* **EXERCISE INSTRUCTIONS**: Please go through the records below and return every line holding the word "メッセージ".

* **DATA EXCERPTS**:
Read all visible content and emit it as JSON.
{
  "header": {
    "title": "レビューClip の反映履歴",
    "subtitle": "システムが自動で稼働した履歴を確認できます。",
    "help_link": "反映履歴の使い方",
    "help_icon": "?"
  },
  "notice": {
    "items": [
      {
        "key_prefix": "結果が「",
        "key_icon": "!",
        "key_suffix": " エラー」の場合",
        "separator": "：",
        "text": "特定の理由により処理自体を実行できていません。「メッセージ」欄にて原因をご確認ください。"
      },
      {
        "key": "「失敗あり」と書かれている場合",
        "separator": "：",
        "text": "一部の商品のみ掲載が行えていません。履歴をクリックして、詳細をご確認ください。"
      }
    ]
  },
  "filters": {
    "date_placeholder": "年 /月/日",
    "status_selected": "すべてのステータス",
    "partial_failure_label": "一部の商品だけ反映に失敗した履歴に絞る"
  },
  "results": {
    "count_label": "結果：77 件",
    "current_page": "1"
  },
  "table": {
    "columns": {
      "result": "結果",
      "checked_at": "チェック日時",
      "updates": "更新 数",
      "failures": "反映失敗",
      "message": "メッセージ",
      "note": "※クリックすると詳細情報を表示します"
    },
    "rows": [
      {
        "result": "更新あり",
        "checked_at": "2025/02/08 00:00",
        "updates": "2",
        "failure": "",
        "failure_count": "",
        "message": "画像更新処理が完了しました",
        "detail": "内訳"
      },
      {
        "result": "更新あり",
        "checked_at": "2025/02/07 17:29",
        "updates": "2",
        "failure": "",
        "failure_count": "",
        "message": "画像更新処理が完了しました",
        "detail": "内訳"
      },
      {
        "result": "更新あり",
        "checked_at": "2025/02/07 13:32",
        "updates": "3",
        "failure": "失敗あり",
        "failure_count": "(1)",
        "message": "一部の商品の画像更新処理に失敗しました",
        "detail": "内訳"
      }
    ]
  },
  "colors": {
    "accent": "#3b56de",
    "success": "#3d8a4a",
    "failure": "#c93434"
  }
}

* **ANSWER TO THE EXERCISE**:
        "text": "特定の理由により処理自体を実行できていません。「メッセージ」欄にて原因をご確認ください。"
      "message": "メッセージ",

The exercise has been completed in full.